### Work to complete
Scan the records below for the string "subtitle" and return every line where it appears.

[[ Supplied records open ]]

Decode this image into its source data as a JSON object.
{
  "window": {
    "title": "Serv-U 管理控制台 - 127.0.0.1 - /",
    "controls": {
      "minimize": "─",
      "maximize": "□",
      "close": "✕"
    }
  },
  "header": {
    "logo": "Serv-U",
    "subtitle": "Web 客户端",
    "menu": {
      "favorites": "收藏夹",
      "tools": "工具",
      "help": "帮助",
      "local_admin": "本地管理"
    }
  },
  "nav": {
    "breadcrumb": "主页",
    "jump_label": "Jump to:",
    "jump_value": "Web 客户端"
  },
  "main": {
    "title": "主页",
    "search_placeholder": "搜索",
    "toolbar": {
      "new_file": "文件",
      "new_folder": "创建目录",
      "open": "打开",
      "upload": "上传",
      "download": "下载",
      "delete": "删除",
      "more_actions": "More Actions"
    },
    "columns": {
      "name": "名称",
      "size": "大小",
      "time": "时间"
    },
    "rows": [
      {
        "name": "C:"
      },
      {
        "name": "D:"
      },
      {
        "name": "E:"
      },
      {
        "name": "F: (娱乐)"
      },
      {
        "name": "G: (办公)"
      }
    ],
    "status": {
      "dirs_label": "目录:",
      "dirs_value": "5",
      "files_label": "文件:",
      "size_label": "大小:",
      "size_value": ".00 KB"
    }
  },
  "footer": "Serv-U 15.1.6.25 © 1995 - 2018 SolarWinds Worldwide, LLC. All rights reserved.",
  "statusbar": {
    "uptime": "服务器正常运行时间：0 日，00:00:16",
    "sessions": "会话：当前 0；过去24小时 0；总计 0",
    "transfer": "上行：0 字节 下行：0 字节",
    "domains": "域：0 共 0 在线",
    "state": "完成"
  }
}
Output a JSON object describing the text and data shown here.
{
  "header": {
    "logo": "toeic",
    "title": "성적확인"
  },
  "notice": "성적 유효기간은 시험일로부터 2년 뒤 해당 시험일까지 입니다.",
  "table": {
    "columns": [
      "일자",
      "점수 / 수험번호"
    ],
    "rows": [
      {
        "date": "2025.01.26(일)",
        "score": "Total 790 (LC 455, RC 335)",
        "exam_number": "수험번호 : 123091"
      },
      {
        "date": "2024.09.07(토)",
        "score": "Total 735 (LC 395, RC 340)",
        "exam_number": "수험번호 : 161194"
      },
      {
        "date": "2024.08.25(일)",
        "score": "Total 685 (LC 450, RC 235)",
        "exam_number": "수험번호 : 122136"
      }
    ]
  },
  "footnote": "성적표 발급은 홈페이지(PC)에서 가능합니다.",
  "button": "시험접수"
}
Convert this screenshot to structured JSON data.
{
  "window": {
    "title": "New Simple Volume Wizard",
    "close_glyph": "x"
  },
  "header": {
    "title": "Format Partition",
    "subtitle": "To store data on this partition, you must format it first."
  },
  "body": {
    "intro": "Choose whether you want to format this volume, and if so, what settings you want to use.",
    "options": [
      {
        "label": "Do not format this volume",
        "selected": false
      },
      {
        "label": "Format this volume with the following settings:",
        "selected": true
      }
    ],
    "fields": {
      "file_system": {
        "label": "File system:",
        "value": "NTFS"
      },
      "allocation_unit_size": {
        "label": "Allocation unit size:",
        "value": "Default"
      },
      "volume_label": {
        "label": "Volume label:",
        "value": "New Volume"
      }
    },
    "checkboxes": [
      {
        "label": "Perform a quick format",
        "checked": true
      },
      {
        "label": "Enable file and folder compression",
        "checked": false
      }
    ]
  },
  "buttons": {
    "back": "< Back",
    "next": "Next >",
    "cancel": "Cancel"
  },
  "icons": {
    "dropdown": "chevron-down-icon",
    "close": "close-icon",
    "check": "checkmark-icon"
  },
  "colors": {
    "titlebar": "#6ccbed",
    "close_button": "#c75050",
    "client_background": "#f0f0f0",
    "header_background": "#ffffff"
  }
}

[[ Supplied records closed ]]

### Solution for this exercise
    "subtitle": "Web 客户端",
    "subtitle": "To store data on this partition, you must format it first."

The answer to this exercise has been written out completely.